Lee Montgomery, associate publisher and editorial director of Tin House Books, moved to Portland, Oregon, twelve years ago but never meant to stay. It was a charming Victorian house, the rain and clouds, and the energy of the places featured in this guide that compelled the writer in her to hunker down and take advantage of a city brimming with literary offerings.
From the Magazine
Beginning this year New Poets for Peace, the New York City branch of Poets for Peace—a grassroots group that for the past decade has held free, donation-optional readings across the country to raise funds for international relief organizations—plans to host an event every six weeks in Manhattan, including a special reading and silent auction on March 21 in observance of the seventh anniversary of the U.S. military's invasion of Iraq.
Novelist Tom Perrotta visited the University of New Hampshire in Durham as part of its Writers Series on an early March afternoon that was sunny enough for New Englanders to shed their wool caps and warm enough for the giant sand-filled snow banks that lined the roads to recede ever so slightly.
On a sultry Friday night, amid the thumping bass notes from cruising cars and the occasional thunder of the elevated J train, a wonderfully distinctive literary event took place in the dim white rooms of a studio space in northeast Brooklyn.
Fueled by equal parts biodiesel gas and small press ambition, the Wave Books 2006 Poetry Bus Tour is scheduled to roll through forty-nine cities during the next two months, beginning in Seattle on September 4.

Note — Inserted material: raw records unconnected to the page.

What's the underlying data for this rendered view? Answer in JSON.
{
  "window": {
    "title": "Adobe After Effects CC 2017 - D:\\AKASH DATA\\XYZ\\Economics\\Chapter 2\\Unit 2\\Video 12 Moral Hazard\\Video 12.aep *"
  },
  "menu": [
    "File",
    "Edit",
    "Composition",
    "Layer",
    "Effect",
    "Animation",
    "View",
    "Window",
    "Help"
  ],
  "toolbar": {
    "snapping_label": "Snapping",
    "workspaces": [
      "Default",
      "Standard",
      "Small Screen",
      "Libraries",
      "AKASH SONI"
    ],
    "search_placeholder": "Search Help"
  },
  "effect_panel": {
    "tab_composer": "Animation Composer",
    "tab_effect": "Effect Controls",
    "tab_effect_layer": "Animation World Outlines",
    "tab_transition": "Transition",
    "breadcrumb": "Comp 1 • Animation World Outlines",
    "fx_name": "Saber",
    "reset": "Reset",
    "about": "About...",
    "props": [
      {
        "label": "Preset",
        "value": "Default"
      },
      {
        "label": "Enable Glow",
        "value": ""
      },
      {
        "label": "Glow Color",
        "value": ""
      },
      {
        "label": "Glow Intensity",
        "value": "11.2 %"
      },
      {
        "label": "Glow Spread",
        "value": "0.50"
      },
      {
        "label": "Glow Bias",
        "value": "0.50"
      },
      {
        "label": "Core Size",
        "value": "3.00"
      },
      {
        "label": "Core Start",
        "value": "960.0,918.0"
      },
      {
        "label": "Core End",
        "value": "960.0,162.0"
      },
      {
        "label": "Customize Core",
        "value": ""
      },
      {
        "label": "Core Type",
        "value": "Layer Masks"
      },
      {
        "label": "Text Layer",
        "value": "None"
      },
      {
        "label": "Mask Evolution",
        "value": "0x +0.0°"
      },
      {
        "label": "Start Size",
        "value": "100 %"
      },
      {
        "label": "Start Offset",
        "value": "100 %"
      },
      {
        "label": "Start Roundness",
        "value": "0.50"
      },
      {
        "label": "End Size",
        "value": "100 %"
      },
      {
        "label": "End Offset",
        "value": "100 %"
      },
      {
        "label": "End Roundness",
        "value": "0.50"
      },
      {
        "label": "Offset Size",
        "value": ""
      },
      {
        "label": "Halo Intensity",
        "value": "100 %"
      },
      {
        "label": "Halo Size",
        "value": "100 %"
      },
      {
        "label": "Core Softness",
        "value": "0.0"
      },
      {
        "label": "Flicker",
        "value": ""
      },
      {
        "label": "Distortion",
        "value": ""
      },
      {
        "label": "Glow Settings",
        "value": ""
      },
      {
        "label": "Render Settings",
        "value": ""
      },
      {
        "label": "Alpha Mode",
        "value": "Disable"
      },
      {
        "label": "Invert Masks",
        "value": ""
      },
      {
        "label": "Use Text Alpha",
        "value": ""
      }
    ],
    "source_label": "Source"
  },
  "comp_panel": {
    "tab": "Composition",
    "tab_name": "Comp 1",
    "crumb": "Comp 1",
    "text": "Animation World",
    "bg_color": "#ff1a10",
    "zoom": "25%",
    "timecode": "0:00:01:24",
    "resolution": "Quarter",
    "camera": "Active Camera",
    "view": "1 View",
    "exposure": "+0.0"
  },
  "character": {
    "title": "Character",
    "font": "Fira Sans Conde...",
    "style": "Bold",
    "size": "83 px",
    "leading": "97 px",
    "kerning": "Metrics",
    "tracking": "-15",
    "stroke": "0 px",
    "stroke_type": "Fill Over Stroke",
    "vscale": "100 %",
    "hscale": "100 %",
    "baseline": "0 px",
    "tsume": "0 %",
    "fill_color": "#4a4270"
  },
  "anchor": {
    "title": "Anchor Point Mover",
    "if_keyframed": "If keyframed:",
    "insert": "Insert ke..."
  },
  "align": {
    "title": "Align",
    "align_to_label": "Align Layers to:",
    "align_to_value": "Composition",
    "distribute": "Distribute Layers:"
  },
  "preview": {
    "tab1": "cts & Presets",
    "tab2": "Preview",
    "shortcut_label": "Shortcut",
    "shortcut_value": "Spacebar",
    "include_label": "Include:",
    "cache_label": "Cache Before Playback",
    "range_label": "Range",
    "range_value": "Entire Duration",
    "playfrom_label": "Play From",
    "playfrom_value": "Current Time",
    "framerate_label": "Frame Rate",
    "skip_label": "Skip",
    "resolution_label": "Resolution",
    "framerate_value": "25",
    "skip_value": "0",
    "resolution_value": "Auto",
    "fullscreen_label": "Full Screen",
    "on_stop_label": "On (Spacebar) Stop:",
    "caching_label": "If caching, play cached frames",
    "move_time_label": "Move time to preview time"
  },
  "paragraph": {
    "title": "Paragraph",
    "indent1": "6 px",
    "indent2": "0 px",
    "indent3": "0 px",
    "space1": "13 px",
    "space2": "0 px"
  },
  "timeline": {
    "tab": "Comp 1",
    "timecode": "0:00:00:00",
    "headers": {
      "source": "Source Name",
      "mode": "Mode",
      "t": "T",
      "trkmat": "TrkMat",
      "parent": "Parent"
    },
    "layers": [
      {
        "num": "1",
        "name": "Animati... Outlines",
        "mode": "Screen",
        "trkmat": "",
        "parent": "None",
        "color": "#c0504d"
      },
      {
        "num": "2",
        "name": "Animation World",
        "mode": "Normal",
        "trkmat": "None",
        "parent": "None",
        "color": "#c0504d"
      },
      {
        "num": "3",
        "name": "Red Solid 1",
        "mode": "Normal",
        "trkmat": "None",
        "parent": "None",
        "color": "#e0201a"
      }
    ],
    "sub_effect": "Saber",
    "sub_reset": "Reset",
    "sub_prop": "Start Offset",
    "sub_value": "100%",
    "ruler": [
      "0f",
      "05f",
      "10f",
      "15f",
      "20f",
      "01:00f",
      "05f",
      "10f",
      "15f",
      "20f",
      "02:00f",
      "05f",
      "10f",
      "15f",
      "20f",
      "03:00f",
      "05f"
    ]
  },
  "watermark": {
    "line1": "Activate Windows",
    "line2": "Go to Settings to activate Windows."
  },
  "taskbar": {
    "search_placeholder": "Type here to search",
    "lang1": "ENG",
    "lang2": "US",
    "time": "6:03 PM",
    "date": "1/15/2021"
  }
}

Ah, springtime in New York City! That ineluctable smell! What is it, exactly? Curry and fish sauce, garbage, perfume, rotten eggs, fresh bread, urine, incense, stale tailpipe, shish kebab, body odor. (I am estimating.)